These objections seem so cogent to the audience, just now persuaded by Socrates’ train of thought, that a despair of the success of any argument whatever sets in. However, Socrates warns his friends of the dangers of misology; just as one may become a misanthropist by overconfidence in people, followed by disillusionment, so may one learn to distrust all argument by accepting conclusions hastily and without sufficient attention to logic, only to discover their falsity later. However, instead of adopting a cynically skeptical position that no arguments are valid, no truths about reality discoverable, one should think that the difficulty is one’s lack of ability, which can be improved by further effort. It is fallacious to attribute the invalidity of one’s own thinking to reason itself, and folly thus to forfeit the very possibility of learning the truth.
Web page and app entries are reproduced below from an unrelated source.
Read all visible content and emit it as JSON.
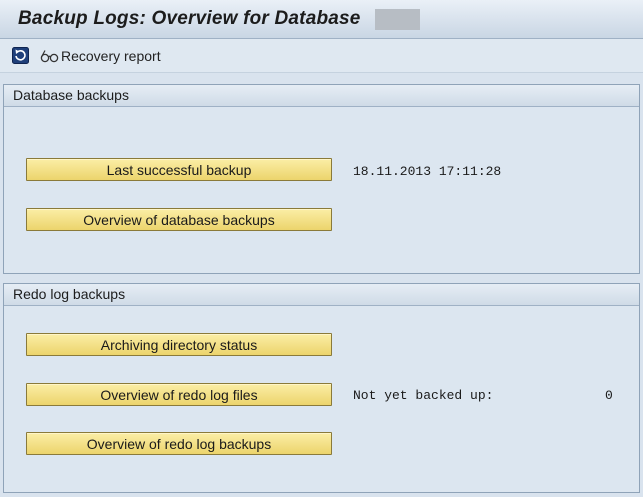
{
  "window": {
    "title": "Backup Logs: Overview for Database"
  },
  "toolbar": {
    "refresh_icon": "refresh-icon",
    "recovery_icon": "glasses-icon",
    "recovery_label": "Recovery report"
  },
  "database_backups": {
    "header": "Database backups",
    "last_successful_backup_label": "Last successful backup",
    "last_successful_backup_value": "18.11.2013 17:11:28",
    "overview_label": "Overview of database backups"
  },
  "redo_log_backups": {
    "header": "Redo log backups",
    "archiving_status_label": "Archiving directory status",
    "redo_files_label": "Overview of redo log files",
    "not_backed_up_label": "Not yet backed up:",
    "not_backed_up_value": "0",
    "redo_backups_label": "Overview of redo log backups"
  },
  "colors": {
    "button_fill": "#ecd46c",
    "background": "#d9e3ee"
  }
}
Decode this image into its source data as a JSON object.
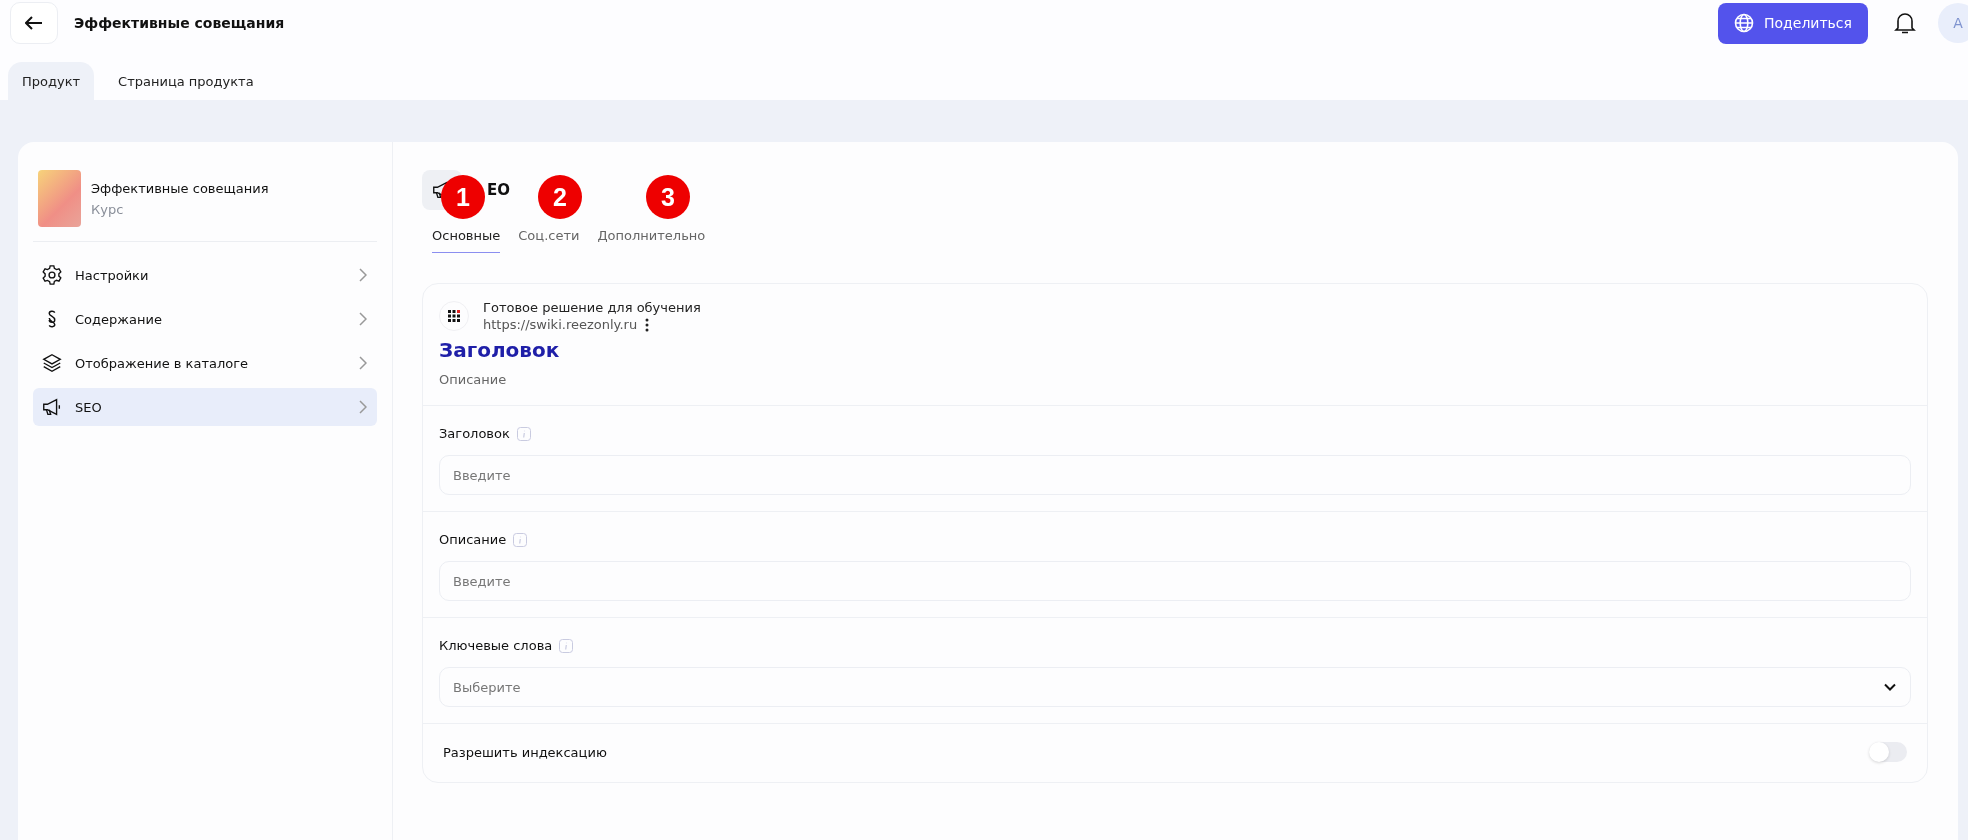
{
  "header": {
    "title": "Эффективные совещания",
    "share_button": "Поделиться",
    "avatar": "A"
  },
  "tabs": [
    {
      "label": "Продукт",
      "selected": true
    },
    {
      "label": "Страница продукта",
      "selected": false
    }
  ],
  "product": {
    "name": "Эффективные совещания",
    "type": "Курс"
  },
  "sidebar": {
    "items": [
      {
        "label": "Настройки",
        "selected": false
      },
      {
        "label": "Содержание",
        "selected": false
      },
      {
        "label": "Отображение в каталоге",
        "selected": false
      },
      {
        "label": "SEO",
        "selected": true
      }
    ]
  },
  "section": {
    "title": "EO",
    "subtabs": [
      {
        "label": "Основные",
        "selected": true
      },
      {
        "label": "Соц.сети",
        "selected": false
      },
      {
        "label": "Дополнительно",
        "selected": false
      }
    ]
  },
  "annotations": [
    "1",
    "2",
    "3"
  ],
  "preview": {
    "site_name": "Готовое решение для обучения",
    "url": "https://swiki.reezonly.ru",
    "title": "Заголовок",
    "description": "Описание"
  },
  "fields": [
    {
      "kind": "input",
      "label": "Заголовок",
      "placeholder": "Введите"
    },
    {
      "kind": "input",
      "label": "Описание",
      "placeholder": "Введите"
    },
    {
      "kind": "select",
      "label": "Ключевые слова",
      "placeholder": "Выберите"
    }
  ],
  "indexing": {
    "label": "Разрешить индексацию",
    "on": false
  }
}
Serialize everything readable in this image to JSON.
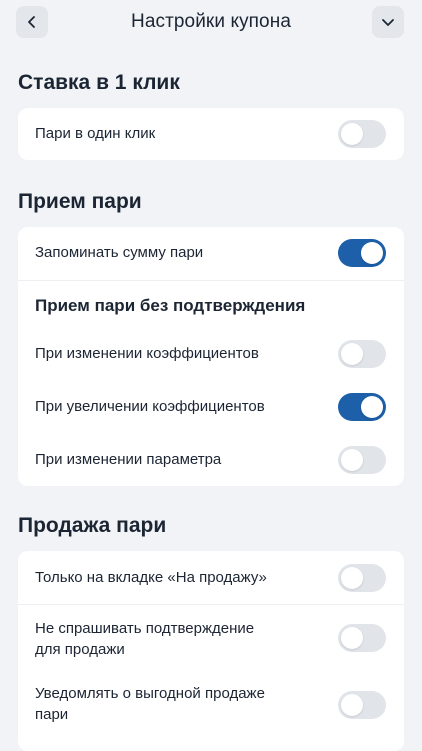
{
  "header": {
    "title": "Настройки купона",
    "back_icon": "chevron-left-icon",
    "collapse_icon": "chevron-down-icon"
  },
  "colors": {
    "toggle_on": "#1d5fa8",
    "toggle_off": "#e1e5ea",
    "background": "#f1f3f6"
  },
  "sections": {
    "one_click": {
      "title": "Ставка в 1 клик",
      "rows": [
        {
          "label": "Пари в один клик",
          "enabled": false
        }
      ]
    },
    "accept": {
      "title": "Прием пари",
      "remember_sum": {
        "label": "Запоминать сумму пари",
        "enabled": true
      },
      "no_confirm_heading": "Прием пари без подтверждения",
      "rows": [
        {
          "label": "При изменении коэффициентов",
          "enabled": false
        },
        {
          "label": "При увеличении коэффициентов",
          "enabled": true
        },
        {
          "label": "При изменении параметра",
          "enabled": false
        }
      ]
    },
    "sale": {
      "title": "Продажа пари",
      "rows": [
        {
          "label": "Только на вкладке «На продажу»",
          "enabled": false
        },
        {
          "label_line1": "Не спрашивать подтверждение",
          "label_line2": "для продажи",
          "enabled": false
        },
        {
          "label_line1": "Уведомлять о выгодной продаже",
          "label_line2": "пари",
          "enabled": false
        }
      ]
    }
  }
}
Socrates then proceeds to answer Simmias’s objection by showing that it is inconsistent with previous and present admissions. Harmony or attunement is not prior to the elements organized or tuned, but the soul has been shown to exist prior to the body. Simmias cannot hold, therefore, both that knowledge is recollection and that the soul is harmony. Furthermore, harmony occurs in degrees; an instrument may be more or less in tune. However, people do not think that souls are more or less souls either in themselves or relative to others. Again, if the soul were a harmony, it could contain no vice, which is inharmonious, and consequently all souls would be equally good, which of course is absurd. Finally, if soul were a harmony of bodily elements, it would be dependent on them, but as a matter of fact, the soul, especially the wise one, acts as a governor of the body and hence is sometimes out of harmony with it.
To meet Cebes’s objection that the soul may eventually deteriorate...